Washington: A study led by Indian-origin researcher Rajan Chakrabarty has found a previously unrecognised form of soot particle, identified by the authors as "superaggregates", from wildfire emissions, offering new insights into global climate study.
These newly identified particles were detected in smoke plumes from wildfires in the US, Mexico and India.
"Our observations suggest that we cannot simply assume a universal form of soot to be emitted from all combustion sources," said Chakrabarty from Desert Research Institute in the US.
"Large-scale combustion sources, such as wildfires, emit a different form of soot than say, a small-scale, controlled combustion source, such as vehicles," Chakrabarty, who also holds a faculty appointment at Washington University in St. Louis, added.

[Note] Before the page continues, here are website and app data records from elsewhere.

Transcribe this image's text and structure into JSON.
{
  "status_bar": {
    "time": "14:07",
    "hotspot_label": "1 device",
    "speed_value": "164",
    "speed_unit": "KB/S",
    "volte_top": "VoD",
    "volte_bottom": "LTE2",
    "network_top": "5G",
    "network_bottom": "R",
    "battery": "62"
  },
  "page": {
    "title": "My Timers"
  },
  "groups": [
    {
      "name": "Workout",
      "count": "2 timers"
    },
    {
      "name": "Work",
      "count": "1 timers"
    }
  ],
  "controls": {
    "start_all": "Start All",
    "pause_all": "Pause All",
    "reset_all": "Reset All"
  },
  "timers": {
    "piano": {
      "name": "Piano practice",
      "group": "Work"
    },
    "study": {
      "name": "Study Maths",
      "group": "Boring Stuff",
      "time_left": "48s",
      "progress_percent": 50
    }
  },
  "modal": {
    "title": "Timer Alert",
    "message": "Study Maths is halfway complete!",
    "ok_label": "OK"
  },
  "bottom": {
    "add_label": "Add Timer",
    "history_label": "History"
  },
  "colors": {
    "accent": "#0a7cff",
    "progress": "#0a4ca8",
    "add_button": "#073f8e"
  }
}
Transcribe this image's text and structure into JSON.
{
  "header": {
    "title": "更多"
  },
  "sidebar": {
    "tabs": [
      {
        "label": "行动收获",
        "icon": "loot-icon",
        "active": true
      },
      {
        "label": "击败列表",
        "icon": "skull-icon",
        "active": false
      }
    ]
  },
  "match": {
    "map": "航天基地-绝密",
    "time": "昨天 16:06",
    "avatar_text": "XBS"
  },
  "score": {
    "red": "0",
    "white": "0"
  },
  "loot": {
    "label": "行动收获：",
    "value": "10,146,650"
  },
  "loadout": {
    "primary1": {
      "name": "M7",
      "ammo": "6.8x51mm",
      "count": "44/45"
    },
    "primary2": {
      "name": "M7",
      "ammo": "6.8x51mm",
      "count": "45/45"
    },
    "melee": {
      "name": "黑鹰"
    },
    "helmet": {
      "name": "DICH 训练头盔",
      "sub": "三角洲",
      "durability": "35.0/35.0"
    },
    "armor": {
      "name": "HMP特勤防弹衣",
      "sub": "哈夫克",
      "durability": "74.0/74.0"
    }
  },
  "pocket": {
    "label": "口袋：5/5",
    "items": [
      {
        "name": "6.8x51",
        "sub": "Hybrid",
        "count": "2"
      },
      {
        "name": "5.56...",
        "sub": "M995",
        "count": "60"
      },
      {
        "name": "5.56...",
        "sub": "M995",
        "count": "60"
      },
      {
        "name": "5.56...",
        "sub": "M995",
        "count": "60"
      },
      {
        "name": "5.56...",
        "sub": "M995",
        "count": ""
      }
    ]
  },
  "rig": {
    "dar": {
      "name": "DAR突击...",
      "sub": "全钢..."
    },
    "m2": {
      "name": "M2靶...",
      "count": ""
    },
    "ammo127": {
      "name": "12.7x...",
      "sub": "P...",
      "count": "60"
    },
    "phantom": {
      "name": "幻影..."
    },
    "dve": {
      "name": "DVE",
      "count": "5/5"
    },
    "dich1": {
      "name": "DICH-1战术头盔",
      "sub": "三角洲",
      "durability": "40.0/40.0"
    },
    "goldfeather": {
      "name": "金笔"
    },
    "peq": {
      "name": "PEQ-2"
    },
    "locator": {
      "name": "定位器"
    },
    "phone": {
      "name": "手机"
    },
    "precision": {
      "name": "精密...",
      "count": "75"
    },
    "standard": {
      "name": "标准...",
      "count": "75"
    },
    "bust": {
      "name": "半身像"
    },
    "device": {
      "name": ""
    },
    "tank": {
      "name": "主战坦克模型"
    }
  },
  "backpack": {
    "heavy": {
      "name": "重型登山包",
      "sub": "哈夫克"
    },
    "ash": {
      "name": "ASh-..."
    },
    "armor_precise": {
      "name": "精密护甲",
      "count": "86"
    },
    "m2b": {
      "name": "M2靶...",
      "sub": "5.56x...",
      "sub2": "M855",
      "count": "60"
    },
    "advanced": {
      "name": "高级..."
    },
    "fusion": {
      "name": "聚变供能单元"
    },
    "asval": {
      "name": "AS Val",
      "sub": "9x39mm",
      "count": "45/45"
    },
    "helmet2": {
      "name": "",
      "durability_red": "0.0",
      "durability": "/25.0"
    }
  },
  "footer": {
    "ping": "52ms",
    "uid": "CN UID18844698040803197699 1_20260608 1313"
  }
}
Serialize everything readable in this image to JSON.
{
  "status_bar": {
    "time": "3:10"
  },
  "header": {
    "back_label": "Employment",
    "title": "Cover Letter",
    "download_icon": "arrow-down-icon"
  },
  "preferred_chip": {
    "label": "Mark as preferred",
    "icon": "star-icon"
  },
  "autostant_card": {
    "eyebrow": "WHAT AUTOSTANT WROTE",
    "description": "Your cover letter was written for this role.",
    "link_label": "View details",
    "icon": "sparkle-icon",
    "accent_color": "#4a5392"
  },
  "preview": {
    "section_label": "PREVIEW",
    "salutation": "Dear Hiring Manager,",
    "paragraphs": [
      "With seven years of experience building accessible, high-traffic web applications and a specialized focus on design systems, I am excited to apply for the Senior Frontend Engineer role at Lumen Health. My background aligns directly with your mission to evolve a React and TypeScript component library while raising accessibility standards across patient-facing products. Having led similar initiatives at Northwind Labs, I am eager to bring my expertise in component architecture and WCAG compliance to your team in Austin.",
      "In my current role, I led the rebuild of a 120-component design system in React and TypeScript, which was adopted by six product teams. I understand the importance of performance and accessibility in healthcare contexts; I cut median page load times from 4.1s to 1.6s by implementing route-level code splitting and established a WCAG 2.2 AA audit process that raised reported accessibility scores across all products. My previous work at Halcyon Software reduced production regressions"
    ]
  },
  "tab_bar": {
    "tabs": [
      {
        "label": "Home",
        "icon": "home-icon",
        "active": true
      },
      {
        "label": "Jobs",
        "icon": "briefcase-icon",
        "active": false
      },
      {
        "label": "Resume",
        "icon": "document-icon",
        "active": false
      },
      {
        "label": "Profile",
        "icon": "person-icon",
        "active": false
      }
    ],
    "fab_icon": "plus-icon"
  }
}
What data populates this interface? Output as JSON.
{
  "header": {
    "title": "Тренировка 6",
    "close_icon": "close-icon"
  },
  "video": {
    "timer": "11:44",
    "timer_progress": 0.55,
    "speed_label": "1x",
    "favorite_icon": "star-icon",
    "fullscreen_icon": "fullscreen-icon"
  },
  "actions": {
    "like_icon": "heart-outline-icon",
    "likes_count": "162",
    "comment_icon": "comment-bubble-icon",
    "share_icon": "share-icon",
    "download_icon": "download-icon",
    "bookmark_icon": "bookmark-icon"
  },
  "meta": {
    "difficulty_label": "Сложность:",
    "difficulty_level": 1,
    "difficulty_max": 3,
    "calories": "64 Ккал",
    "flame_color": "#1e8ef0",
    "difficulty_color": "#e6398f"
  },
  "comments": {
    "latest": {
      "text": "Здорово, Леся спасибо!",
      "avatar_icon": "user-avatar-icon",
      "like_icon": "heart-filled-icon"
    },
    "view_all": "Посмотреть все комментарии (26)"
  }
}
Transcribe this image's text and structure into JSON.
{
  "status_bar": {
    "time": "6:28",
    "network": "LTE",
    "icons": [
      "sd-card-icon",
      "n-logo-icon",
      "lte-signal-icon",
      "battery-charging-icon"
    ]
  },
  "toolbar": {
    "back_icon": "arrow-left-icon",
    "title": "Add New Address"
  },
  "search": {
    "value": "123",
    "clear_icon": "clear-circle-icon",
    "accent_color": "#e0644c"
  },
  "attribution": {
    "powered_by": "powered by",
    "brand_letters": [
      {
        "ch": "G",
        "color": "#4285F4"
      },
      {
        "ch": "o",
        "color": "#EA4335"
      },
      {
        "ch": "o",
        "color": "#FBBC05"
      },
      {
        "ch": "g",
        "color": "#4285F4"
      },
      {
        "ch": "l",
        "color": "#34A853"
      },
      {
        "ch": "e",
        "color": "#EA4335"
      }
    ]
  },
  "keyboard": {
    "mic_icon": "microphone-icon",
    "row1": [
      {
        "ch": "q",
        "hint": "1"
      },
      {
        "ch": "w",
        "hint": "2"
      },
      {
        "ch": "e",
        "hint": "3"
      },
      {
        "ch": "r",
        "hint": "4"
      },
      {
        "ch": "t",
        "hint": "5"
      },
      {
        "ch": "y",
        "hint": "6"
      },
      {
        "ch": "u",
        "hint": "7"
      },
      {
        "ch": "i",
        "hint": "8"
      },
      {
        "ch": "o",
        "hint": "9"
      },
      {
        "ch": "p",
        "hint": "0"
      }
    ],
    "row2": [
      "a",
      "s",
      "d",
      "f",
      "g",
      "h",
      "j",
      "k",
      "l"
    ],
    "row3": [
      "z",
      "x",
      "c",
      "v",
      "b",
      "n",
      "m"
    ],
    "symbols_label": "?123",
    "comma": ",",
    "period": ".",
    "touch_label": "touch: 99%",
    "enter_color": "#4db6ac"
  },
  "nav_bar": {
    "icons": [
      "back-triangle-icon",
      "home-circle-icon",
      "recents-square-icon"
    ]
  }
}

Unlike conventional sub-micrometre size soot particles emitted from vehicles and cook stoves, superaggregates are on average ten times longer and have a more compact shape.
To assess the potential impact of superaggregates on global climate, scientists also calculated the radiative properties of soot superaggregates using numerically-exact electromagnetic theory.
"We found that superaggregates contribute up to 90-percent more warming than spherical sub-micrometer soot particles, which current climate models use," Chakrabarty noted.
The findings appeared in the journal Nature Scientific Reports.